A word-for-word restatement of every record is required.

START Exercise input

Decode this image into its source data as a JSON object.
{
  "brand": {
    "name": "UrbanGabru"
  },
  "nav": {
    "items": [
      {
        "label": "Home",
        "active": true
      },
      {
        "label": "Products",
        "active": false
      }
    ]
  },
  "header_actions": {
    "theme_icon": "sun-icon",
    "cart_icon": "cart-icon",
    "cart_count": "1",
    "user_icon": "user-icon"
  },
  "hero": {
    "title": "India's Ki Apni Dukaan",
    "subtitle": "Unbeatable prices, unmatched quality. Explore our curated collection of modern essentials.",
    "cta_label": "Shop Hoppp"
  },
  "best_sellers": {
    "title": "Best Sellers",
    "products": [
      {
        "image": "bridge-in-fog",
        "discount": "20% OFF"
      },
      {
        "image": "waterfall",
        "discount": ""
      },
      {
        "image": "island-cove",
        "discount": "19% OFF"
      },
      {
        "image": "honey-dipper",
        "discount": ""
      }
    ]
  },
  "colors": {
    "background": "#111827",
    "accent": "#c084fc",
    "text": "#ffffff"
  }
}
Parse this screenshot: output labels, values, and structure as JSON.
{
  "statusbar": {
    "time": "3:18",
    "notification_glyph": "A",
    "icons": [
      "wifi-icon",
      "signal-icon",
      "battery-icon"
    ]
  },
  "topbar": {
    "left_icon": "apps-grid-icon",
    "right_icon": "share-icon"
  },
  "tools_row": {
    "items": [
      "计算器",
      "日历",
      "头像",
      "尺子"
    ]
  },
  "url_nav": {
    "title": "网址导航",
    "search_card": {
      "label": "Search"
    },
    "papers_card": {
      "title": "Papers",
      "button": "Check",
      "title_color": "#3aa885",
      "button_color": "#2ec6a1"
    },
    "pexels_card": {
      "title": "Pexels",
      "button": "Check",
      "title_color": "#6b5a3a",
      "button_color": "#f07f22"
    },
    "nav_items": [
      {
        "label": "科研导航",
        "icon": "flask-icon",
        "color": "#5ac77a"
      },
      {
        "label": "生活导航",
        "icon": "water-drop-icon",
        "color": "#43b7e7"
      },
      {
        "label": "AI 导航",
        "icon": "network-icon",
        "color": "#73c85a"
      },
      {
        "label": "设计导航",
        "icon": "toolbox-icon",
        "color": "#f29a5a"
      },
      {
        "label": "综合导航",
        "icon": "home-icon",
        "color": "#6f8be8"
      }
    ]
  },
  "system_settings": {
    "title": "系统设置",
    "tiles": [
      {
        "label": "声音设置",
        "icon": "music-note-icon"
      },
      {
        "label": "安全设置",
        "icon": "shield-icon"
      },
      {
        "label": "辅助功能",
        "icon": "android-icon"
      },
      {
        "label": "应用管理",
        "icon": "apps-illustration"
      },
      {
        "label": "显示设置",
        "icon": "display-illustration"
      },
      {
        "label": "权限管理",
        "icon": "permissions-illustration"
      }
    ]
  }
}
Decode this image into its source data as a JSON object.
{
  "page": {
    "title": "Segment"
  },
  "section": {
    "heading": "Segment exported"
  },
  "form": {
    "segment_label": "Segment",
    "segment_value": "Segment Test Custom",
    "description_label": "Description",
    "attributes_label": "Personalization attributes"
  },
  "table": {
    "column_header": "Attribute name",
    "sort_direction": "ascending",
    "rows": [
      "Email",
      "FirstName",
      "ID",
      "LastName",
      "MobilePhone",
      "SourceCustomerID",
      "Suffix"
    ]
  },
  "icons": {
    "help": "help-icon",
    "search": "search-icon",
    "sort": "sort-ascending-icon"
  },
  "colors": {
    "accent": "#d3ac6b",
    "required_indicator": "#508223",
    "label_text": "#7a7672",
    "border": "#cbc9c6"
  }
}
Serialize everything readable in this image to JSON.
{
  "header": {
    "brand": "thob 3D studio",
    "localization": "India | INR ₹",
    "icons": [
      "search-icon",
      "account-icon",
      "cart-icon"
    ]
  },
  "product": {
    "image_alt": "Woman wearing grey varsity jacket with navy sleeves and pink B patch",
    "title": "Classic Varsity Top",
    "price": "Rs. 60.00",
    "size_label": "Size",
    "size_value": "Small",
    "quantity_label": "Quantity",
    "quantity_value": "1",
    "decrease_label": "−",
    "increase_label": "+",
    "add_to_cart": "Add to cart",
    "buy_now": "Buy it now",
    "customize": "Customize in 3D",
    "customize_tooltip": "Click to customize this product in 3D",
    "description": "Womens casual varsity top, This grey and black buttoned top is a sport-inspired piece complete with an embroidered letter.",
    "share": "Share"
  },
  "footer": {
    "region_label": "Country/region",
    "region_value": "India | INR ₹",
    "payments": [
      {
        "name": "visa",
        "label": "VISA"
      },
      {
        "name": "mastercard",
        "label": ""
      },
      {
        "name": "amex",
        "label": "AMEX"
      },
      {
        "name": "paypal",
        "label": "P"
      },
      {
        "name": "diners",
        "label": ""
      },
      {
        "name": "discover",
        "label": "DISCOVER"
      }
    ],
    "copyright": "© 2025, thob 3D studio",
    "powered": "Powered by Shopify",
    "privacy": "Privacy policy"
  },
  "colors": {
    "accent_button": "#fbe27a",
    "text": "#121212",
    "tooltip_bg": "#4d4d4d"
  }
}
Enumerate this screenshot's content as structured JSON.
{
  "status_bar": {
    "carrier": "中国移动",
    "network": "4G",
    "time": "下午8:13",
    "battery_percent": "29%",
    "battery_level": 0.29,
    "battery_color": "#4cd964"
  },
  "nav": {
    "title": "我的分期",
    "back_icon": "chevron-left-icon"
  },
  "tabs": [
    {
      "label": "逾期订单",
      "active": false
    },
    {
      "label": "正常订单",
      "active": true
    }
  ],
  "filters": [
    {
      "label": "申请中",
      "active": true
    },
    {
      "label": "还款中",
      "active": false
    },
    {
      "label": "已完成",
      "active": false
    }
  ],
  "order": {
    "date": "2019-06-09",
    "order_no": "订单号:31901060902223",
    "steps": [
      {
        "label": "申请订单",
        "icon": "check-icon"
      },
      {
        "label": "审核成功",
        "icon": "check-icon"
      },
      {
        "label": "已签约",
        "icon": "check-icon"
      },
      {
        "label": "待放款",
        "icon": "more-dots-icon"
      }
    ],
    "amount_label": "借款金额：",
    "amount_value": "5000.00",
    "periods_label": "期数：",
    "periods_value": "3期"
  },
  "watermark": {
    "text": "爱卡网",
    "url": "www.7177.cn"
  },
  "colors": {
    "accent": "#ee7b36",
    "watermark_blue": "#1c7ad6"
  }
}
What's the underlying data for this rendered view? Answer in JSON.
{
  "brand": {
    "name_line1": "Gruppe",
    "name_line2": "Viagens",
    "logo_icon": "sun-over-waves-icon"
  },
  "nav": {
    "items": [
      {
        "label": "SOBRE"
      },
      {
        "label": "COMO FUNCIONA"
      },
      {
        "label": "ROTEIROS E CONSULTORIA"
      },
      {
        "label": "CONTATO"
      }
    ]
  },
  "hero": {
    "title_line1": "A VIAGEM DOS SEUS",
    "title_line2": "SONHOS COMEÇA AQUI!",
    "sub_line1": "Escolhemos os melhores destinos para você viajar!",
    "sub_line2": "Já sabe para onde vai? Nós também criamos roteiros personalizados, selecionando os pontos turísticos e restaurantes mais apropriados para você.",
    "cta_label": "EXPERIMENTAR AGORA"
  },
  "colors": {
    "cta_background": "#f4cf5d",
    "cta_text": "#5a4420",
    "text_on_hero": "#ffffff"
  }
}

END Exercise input

● **Result of the exercise**:
Decode this image into its source data as a JSON object.
{
  "brand": {
    "name": "UrbanGabru"
  },
  "nav": {
    "items": [
      {
        "label": "Home",
        "active": true
      },
      {
        "label": "Products",
        "active": false
      }
    ]
  },
  "header_actions": {
    "theme_icon": "sun-icon",
    "cart_icon": "cart-icon",
    "cart_count": "1",
    "user_icon": "user-icon"
  },
  "hero": {
    "title": "India's Ki Apni Dukaan",
    "subtitle": "Unbeatable prices, unmatched quality. Explore our curated collection of modern essentials.",
    "cta_label": "Shop Hoppp"
  },
  "best_sellers": {
    "title": "Best Sellers",
    "products": [
      {
        "image": "bridge-in-fog",
        "discount": "20% OFF"
      },
      {
        "image": "waterfall",
        "discount": ""
      },
      {
        "image": "island-cove",
        "discount": "19% OFF"
      },
      {
        "image": "honey-dipper",
        "discount": ""
      }
    ]
  },
  "colors": {
    "background": "#111827",
    "accent": "#c084fc",
    "text": "#ffffff"
  }
}
Parse this screenshot: output labels, values, and structure as JSON.
{
  "statusbar": {
    "time": "3:18",
    "notification_glyph": "A",
    "icons": [
      "wifi-icon",
      "signal-icon",
      "battery-icon"
    ]
  },
  "topbar": {
    "left_icon": "apps-grid-icon",
    "right_icon": "share-icon"
  },
  "tools_row": {
    "items": [
      "计算器",
      "日历",
      "头像",
      "尺子"
    ]
  },
  "url_nav": {
    "title": "网址导航",
    "search_card": {
      "label": "Search"
    },
    "papers_card": {
      "title": "Papers",
      "button": "Check",
      "title_color": "#3aa885",
      "button_color": "#2ec6a1"
    },
    "pexels_card": {
      "title": "Pexels",
      "button": "Check",
      "title_color": "#6b5a3a",
      "button_color": "#f07f22"
    },
    "nav_items": [
      {
        "label": "科研导航",
        "icon": "flask-icon",
        "color": "#5ac77a"
      },
      {
        "label": "生活导航",
        "icon": "water-drop-icon",
        "color": "#43b7e7"
      },
      {
        "label": "AI 导航",
        "icon": "network-icon",
        "color": "#73c85a"
      },
      {
        "label": "设计导航",
        "icon": "toolbox-icon",
        "color": "#f29a5a"
      },
      {
        "label": "综合导航",
        "icon": "home-icon",
        "color": "#6f8be8"
      }
    ]
  },
  "system_settings": {
    "title": "系统设置",
    "tiles": [
      {
        "label": "声音设置",
        "icon": "music-note-icon"
      },
      {
        "label": "安全设置",
        "icon": "shield-icon"
      },
      {
        "label": "辅助功能",
        "icon": "android-icon"
      },
      {
        "label": "应用管理",
        "icon": "apps-illustration"
      },
      {
        "label": "显示设置",
        "icon": "display-illustration"
      },
      {
        "label": "权限管理",
        "icon": "permissions-illustration"
      }
    ]
  }
}
Decode this image into its source data as a JSON object.
{
  "page": {
    "title": "Segment"
  },
  "section": {
    "heading": "Segment exported"
  },
  "form": {
    "segment_label": "Segment",
    "segment_value": "Segment Test Custom",
    "description_label": "Description",
    "attributes_label": "Personalization attributes"
  },
  "table": {
    "column_header": "Attribute name",
    "sort_direction": "ascending",
    "rows": [
      "Email",
      "FirstName",
      "ID",
      "LastName",
      "MobilePhone",
      "SourceCustomerID",
      "Suffix"
    ]
  },
  "icons": {
    "help": "help-icon",
    "search": "search-icon",
    "sort": "sort-ascending-icon"
  },
  "colors": {
    "accent": "#d3ac6b",
    "required_indicator": "#508223",
    "label_text": "#7a7672",
    "border": "#cbc9c6"
  }
}
Serialize everything readable in this image to JSON.
{
  "header": {
    "brand": "thob 3D studio",
    "localization": "India | INR ₹",
    "icons": [
      "search-icon",
      "account-icon",
      "cart-icon"
    ]
  },
  "product": {
    "image_alt": "Woman wearing grey varsity jacket with navy sleeves and pink B patch",
    "title": "Classic Varsity Top",
    "price": "Rs. 60.00",
    "size_label": "Size",
    "size_value": "Small",
    "quantity_label": "Quantity",
    "quantity_value": "1",
    "decrease_label": "−",
    "increase_label": "+",
    "add_to_cart": "Add to cart",
    "buy_now": "Buy it now",
    "customize": "Customize in 3D",
    "customize_tooltip": "Click to customize this product in 3D",
    "description": "Womens casual varsity top, This grey and black buttoned top is a sport-inspired piece complete with an embroidered letter.",
    "share": "Share"
  },
  "footer": {
    "region_label": "Country/region",
    "region_value": "India | INR ₹",
    "payments": [
      {
        "name": "visa",
        "label": "VISA"
      },
      {
        "name": "mastercard",
        "label": ""
      },
      {
        "name": "amex",
        "label": "AMEX"
      },
      {
        "name": "paypal",
        "label": "P"
      },
      {
        "name": "diners",
        "label": ""
      },
      {
        "name": "discover",
        "label": "DISCOVER"
      }
    ],
    "copyright": "© 2025, thob 3D studio",
    "powered": "Powered by Shopify",
    "privacy": "Privacy policy"
  },
  "colors": {
    "accent_button": "#fbe27a",
    "text": "#121212",
    "tooltip_bg": "#4d4d4d"
  }
}
Enumerate this screenshot's content as structured JSON.
{
  "status_bar": {
    "carrier": "中国移动",
    "network": "4G",
    "time": "下午8:13",
    "battery_percent": "29%",
    "battery_level": 0.29,
    "battery_color": "#4cd964"
  },
  "nav": {
    "title": "我的分期",
    "back_icon": "chevron-left-icon"
  },
  "tabs": [
    {
      "label": "逾期订单",
      "active": false
    },
    {
      "label": "正常订单",
      "active": true
    }
  ],
  "filters": [
    {
      "label": "申请中",
      "active": true
    },
    {
      "label": "还款中",
      "active": false
    },
    {
      "label": "已完成",
      "active": false
    }
  ],
  "order": {
    "date": "2019-06-09",
    "order_no": "订单号:31901060902223",
    "steps": [
      {
        "label": "申请订单",
        "icon": "check-icon"
      },
      {
        "label": "审核成功",
        "icon": "check-icon"
      },
      {
        "label": "已签约",
        "icon": "check-icon"
      },
      {
        "label": "待放款",
        "icon": "more-dots-icon"
      }
    ],
    "amount_label": "借款金额：",
    "amount_value": "5000.00",
    "periods_label": "期数：",
    "periods_value": "3期"
  },
  "watermark": {
    "text": "爱卡网",
    "url": "www.7177.cn"
  },
  "colors": {
    "accent": "#ee7b36",
    "watermark_blue": "#1c7ad6"
  }
}
What's the underlying data for this rendered view? Answer in JSON.
{
  "brand": {
    "name_line1": "Gruppe",
    "name_line2": "Viagens",
    "logo_icon": "sun-over-waves-icon"
  },
  "nav": {
    "items": [
      {
        "label": "SOBRE"
      },
      {
        "label": "COMO FUNCIONA"
      },
      {
        "label": "ROTEIROS E CONSULTORIA"
      },
      {
        "label": "CONTATO"
      }
    ]
  },
  "hero": {
    "title_line1": "A VIAGEM DOS SEUS",
    "title_line2": "SONHOS COMEÇA AQUI!",
    "sub_line1": "Escolhemos os melhores destinos para você viajar!",
    "sub_line2": "Já sabe para onde vai? Nós também criamos roteiros personalizados, selecionando os pontos turísticos e restaurantes mais apropriados para você.",
    "cta_label": "EXPERIMENTAR AGORA"
  },
  "colors": {
    "cta_background": "#f4cf5d",
    "cta_text": "#5a4420",
    "text_on_hero": "#ffffff"
  }
}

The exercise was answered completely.